▸ **Data for review**:
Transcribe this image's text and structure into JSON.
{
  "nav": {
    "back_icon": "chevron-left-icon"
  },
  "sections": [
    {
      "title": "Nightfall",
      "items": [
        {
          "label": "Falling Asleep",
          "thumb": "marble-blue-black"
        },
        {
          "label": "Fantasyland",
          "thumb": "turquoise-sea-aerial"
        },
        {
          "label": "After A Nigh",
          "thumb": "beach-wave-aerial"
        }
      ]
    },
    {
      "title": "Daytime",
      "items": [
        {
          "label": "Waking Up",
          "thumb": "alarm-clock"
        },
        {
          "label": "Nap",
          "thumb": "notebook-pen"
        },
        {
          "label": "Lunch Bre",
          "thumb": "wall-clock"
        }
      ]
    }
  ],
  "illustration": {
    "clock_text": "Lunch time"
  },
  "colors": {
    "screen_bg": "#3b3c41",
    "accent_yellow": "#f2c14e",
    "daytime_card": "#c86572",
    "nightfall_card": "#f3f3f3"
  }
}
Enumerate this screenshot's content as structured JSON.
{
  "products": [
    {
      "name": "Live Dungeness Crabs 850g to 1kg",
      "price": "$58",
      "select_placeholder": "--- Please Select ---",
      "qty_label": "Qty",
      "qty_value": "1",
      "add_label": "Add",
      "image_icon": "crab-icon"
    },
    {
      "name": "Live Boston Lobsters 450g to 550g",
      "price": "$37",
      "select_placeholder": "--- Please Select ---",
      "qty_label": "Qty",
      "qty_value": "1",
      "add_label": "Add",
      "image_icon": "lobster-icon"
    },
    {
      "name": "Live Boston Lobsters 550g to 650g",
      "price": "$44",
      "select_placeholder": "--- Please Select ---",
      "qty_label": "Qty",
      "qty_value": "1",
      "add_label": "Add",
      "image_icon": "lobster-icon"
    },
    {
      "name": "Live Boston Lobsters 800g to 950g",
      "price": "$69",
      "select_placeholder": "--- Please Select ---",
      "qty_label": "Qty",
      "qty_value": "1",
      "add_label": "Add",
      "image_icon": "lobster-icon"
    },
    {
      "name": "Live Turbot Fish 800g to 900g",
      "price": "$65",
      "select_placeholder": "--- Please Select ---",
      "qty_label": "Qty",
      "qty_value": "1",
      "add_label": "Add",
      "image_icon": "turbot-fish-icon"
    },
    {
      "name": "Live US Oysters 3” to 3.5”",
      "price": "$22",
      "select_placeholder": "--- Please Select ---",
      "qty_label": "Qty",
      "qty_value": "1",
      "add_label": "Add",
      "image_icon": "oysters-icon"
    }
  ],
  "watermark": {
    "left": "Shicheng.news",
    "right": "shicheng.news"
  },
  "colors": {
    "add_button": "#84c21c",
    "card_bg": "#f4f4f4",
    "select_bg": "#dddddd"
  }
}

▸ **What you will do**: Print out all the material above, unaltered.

▸ **Response box**:
Transcribe this image's text and structure into JSON.
{
  "nav": {
    "back_icon": "chevron-left-icon"
  },
  "sections": [
    {
      "title": "Nightfall",
      "items": [
        {
          "label": "Falling Asleep",
          "thumb": "marble-blue-black"
        },
        {
          "label": "Fantasyland",
          "thumb": "turquoise-sea-aerial"
        },
        {
          "label": "After A Nigh",
          "thumb": "beach-wave-aerial"
        }
      ]
    },
    {
      "title": "Daytime",
      "items": [
        {
          "label": "Waking Up",
          "thumb": "alarm-clock"
        },
        {
          "label": "Nap",
          "thumb": "notebook-pen"
        },
        {
          "label": "Lunch Bre",
          "thumb": "wall-clock"
        }
      ]
    }
  ],
  "illustration": {
    "clock_text": "Lunch time"
  },
  "colors": {
    "screen_bg": "#3b3c41",
    "accent_yellow": "#f2c14e",
    "daytime_card": "#c86572",
    "nightfall_card": "#f3f3f3"
  }
}
Enumerate this screenshot's content as structured JSON.
{
  "products": [
    {
      "name": "Live Dungeness Crabs 850g to 1kg",
      "price": "$58",
      "select_placeholder": "--- Please Select ---",
      "qty_label": "Qty",
      "qty_value": "1",
      "add_label": "Add",
      "image_icon": "crab-icon"
    },
    {
      "name": "Live Boston Lobsters 450g to 550g",
      "price": "$37",
      "select_placeholder": "--- Please Select ---",
      "qty_label": "Qty",
      "qty_value": "1",
      "add_label": "Add",
      "image_icon": "lobster-icon"
    },
    {
      "name": "Live Boston Lobsters 550g to 650g",
      "price": "$44",
      "select_placeholder": "--- Please Select ---",
      "qty_label": "Qty",
      "qty_value": "1",
      "add_label": "Add",
      "image_icon": "lobster-icon"
    },
    {
      "name": "Live Boston Lobsters 800g to 950g",
      "price": "$69",
      "select_placeholder": "--- Please Select ---",
      "qty_label": "Qty",
      "qty_value": "1",
      "add_label": "Add",
      "image_icon": "lobster-icon"
    },
    {
      "name": "Live Turbot Fish 800g to 900g",
      "price": "$65",
      "select_placeholder": "--- Please Select ---",
      "qty_label": "Qty",
      "qty_value": "1",
      "add_label": "Add",
      "image_icon": "turbot-fish-icon"
    },
    {
      "name": "Live US Oysters 3” to 3.5”",
      "price": "$22",
      "select_placeholder": "--- Please Select ---",
      "qty_label": "Qty",
      "qty_value": "1",
      "add_label": "Add",
      "image_icon": "oysters-icon"
    }
  ],
  "watermark": {
    "left": "Shicheng.news",
    "right": "shicheng.news"
  },
  "colors": {
    "add_button": "#84c21c",
    "card_bg": "#f4f4f4",
    "select_bg": "#dddddd"
  }
}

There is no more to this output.